Home | About | Sematext search-lucene.com search-hadoop.com
NEW: Monitor These Apps!
elasticsearch, apache solr, apache hbase, hadoop, redis, casssandra, amazon cloudwatch, mysql, memcached, apache kafka, apache zookeeper, apache storm, ubuntu, centOS, red hat, debian, puppet labs, java, senseiDB
 Search Hadoop and all its subprojects:

Switch to Threaded View
HBase >> mail # user >> Is it necessary to set MD5 on rowkey?


Copy link to this message
-
Re: Is it necessary to set MD5 on rowkey?
This what wrote:
>> If you salt, you will have to do a *FULL* *TABLE* *SCAN* in order to
>> retrieve the row.
>> If you do something like a salt that uses only  a preset of N combinations,
>> you will have to do N get()s in order to fetch the row.
>>

By definition the salt is a random number which is the first part of the one way crypt() function.
Using some modulo function is the second half of what I said. ;-)
Sent from a remote device. Please excuse any typos...

Mike Segel

On Dec 19, 2012, at 7:35 PM, Jean-Marc Spaggiari <[EMAIL PROTECTED]> wrote:

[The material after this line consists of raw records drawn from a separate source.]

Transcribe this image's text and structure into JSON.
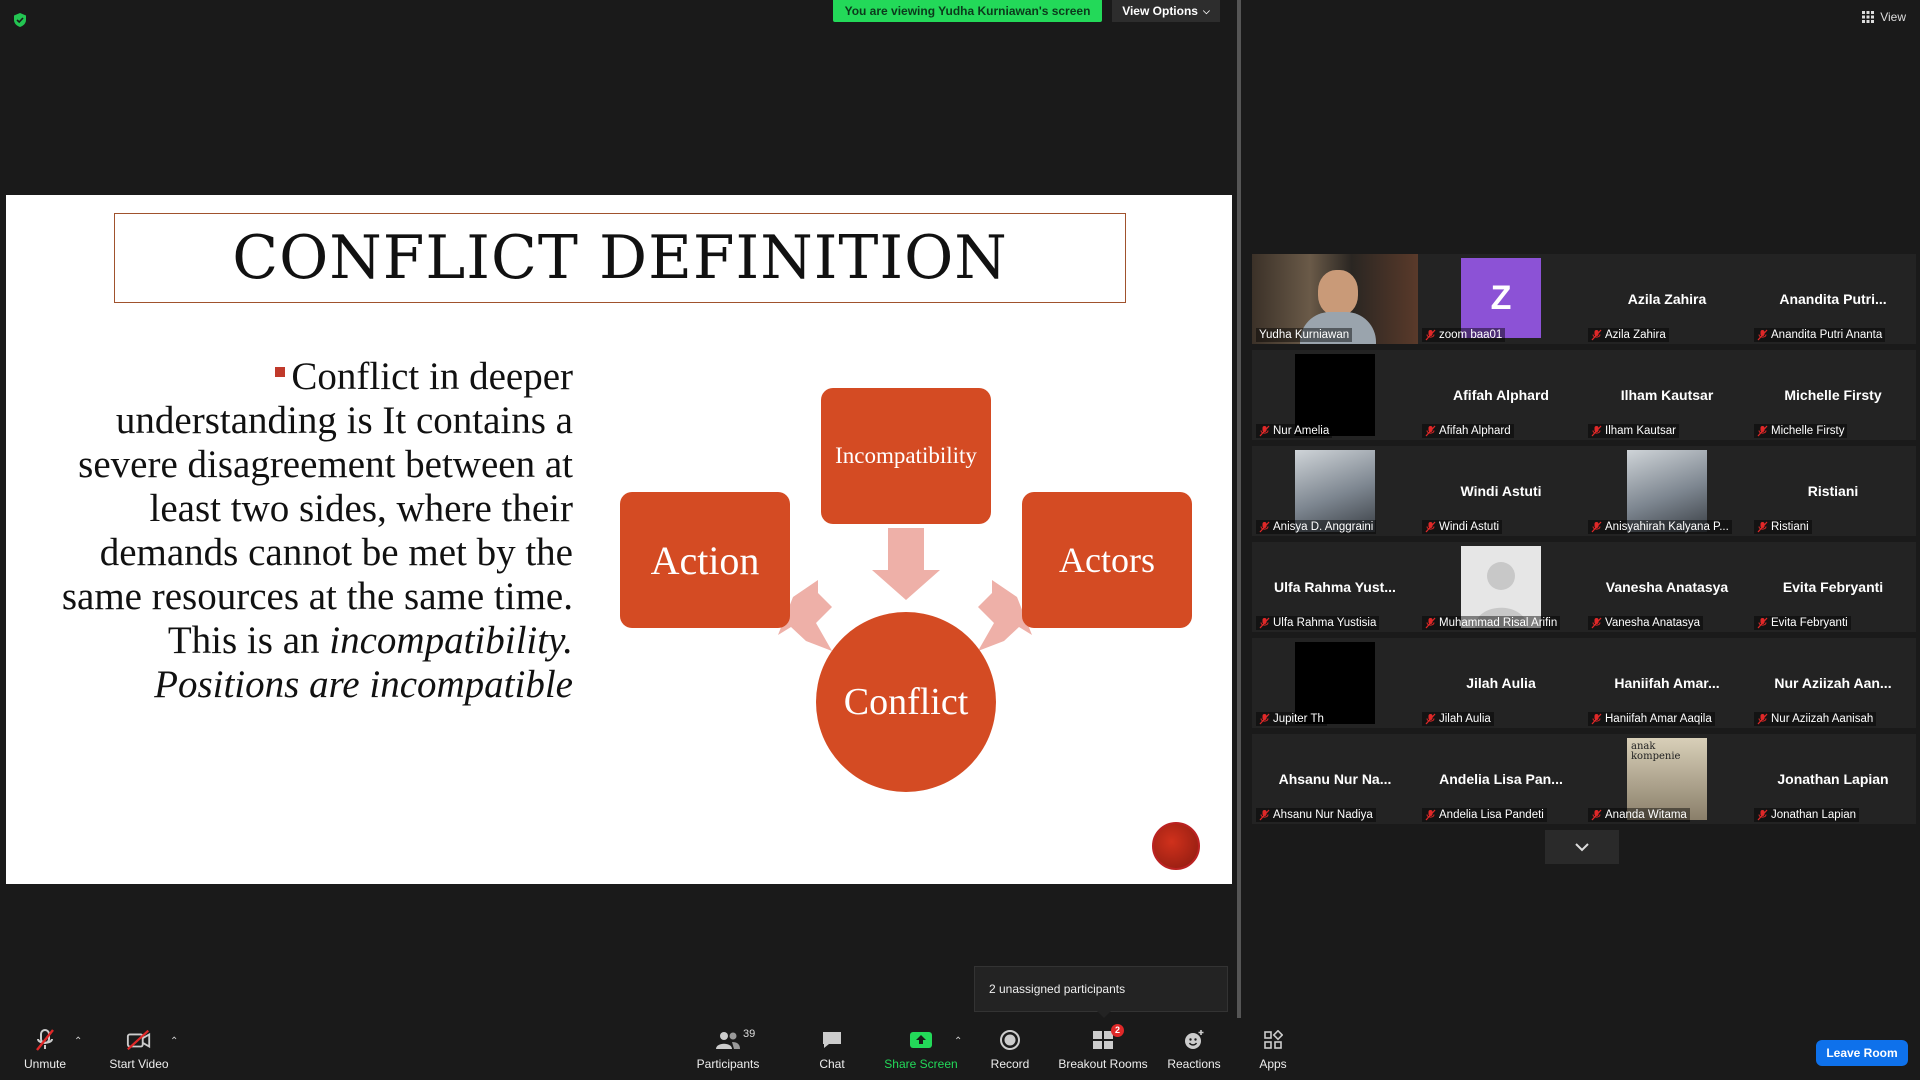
{
  "top": {
    "viewing_banner": "You are viewing Yudha Kurniawan's screen",
    "view_options": "View Options",
    "view_button": "View"
  },
  "slide": {
    "title": "CONFLICT DEFINITION",
    "body_plain": "Conflict in deeper understanding is It contains a severe disagreement between at least two sides, where their demands cannot be met by the same resources at the same time. This is an",
    "body_italic_1": "incompatibility.",
    "body_italic_2": "Positions are incompatible",
    "diagram": {
      "top_box": "Incompatibility",
      "left_box": "Action",
      "right_box": "Actors",
      "center": "Conflict"
    },
    "accent_color": "#d44b23"
  },
  "gallery": {
    "tiles": [
      {
        "name": "",
        "label": "Yudha Kurniawan",
        "type": "video",
        "active": true,
        "muted": false
      },
      {
        "name": "Z",
        "label": "zoom baa01",
        "type": "avatar",
        "muted": true
      },
      {
        "name": "Azila Zahira",
        "label": "Azila Zahira",
        "type": "name",
        "muted": true
      },
      {
        "name": "Anandita  Putri...",
        "label": "Anandita Putri Ananta",
        "type": "name",
        "muted": true
      },
      {
        "name": "",
        "label": "Nur Amelia",
        "type": "black",
        "muted": true
      },
      {
        "name": "Afifah Alphard",
        "label": "Afifah Alphard",
        "type": "name",
        "muted": true
      },
      {
        "name": "Ilham Kautsar",
        "label": "Ilham Kautsar",
        "type": "name",
        "muted": true
      },
      {
        "name": "Michelle Firsty",
        "label": "Michelle Firsty",
        "type": "name",
        "muted": true
      },
      {
        "name": "",
        "label": "Anisya D. Anggraini",
        "type": "photo",
        "muted": true
      },
      {
        "name": "Windi Astuti",
        "label": "Windi Astuti",
        "type": "name",
        "muted": true
      },
      {
        "name": "",
        "label": "Anisyahirah Kalyana P...",
        "type": "photo",
        "muted": true
      },
      {
        "name": "Ristiani",
        "label": "Ristiani",
        "type": "name",
        "muted": true
      },
      {
        "name": "Ulfa Rahma Yust...",
        "label": "Ulfa Rahma Yustisia",
        "type": "name",
        "muted": true
      },
      {
        "name": "",
        "label": "Muhammad Risal Arifin",
        "type": "placeholder",
        "muted": true
      },
      {
        "name": "Vanesha Anatasya",
        "label": "Vanesha Anatasya",
        "type": "name",
        "muted": true
      },
      {
        "name": "Evita Febryanti",
        "label": "Evita Febryanti",
        "type": "name",
        "muted": true
      },
      {
        "name": "",
        "label": "Jupiter Th",
        "type": "black",
        "muted": true
      },
      {
        "name": "Jilah Aulia",
        "label": "Jilah Aulia",
        "type": "name",
        "muted": true
      },
      {
        "name": "Haniifah  Amar...",
        "label": "Haniifah Amar Aaqila",
        "type": "name",
        "muted": true
      },
      {
        "name": "Nur  Aziizah  Aan...",
        "label": "Nur Aziizah Aanisah",
        "type": "name",
        "muted": true
      },
      {
        "name": "Ahsanu Nur Na...",
        "label": "Ahsanu Nur Nadiya",
        "type": "name",
        "muted": true
      },
      {
        "name": "Andelia Lisa Pan...",
        "label": "Andelia Lisa Pandeti",
        "type": "name",
        "muted": true
      },
      {
        "name": "",
        "label": "Ananda Witama",
        "type": "poster",
        "poster_text": "anak kompenie",
        "muted": true
      },
      {
        "name": "Jonathan Lapian",
        "label": "Jonathan Lapian",
        "type": "name",
        "muted": true
      }
    ]
  },
  "popup": {
    "unassigned": "2 unassigned participants"
  },
  "toolbar": {
    "unmute": "Unmute",
    "start_video": "Start Video",
    "participants": "Participants",
    "participants_count": "39",
    "chat": "Chat",
    "share_screen": "Share Screen",
    "record": "Record",
    "breakout_rooms": "Breakout Rooms",
    "breakout_badge": "2",
    "reactions": "Reactions",
    "apps": "Apps",
    "leave_room": "Leave Room"
  }
}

> I have to disagree with the *FULL* *TABLE* *SCAN* in order to retrieve the row.
>
> If I know that I have one byte salting between 1 and 10, I will have
> to do 10 gets to get the row. And they will most probably all be on
> different RS, so it will not be more than 1 get per server. This will
> take almost the same time as doing a simple get.
>
> I understand your point that salting is inducting some bad things, but
> on the other side, it's easy and can still be usefull. Hash will allow
> you a direct access with one call, but you still need to calculate the
> hash. So what's faster? Calculate the hash and do one call to one
> server? Or go directly with one call to multiple servers? It all
> depend on the way you access your data.
>
> Personnaly, I'm using hash almost everwhere, but I still understand
> that some people might be able to use salting for their specific
> purposes.
>
> JM
>
> 2012/12/19, Michael Segel <[EMAIL PROTECTED]>:
>> Ok,
>>
>> Lets try this one more time...
>>
>> If you salt, you will have to do a *FULL* *TABLE* *SCAN* in order to
>> retrieve the row.
>> If you do something like a salt that uses only  a preset of N combinations,
>> you will have to do N get()s in order to fetch the row.
>>
>> This is bad. VERY BAD.
>>
>> If you hash the row, you will get a consistent value each time you hash the
>> key.  If you use SHA-1, the odds of a collision are mathematically possible,
>> however highly improbable. So people have recommended that they append the
>> key to the hash to form the new key. Here, you might as well as truncate the
>> hash to just the most significant byte or two and the append the key. This
>> will give you enough of an even distribution that you can avoid hot
>> spotting.
>
NEW: Monitor These Apps!
elasticsearch, apache solr, apache hbase, hadoop, redis, casssandra, amazon cloudwatch, mysql, memcached, apache kafka, apache zookeeper, apache storm, ubuntu, centOS, red hat, debian, puppet labs, java, senseiDB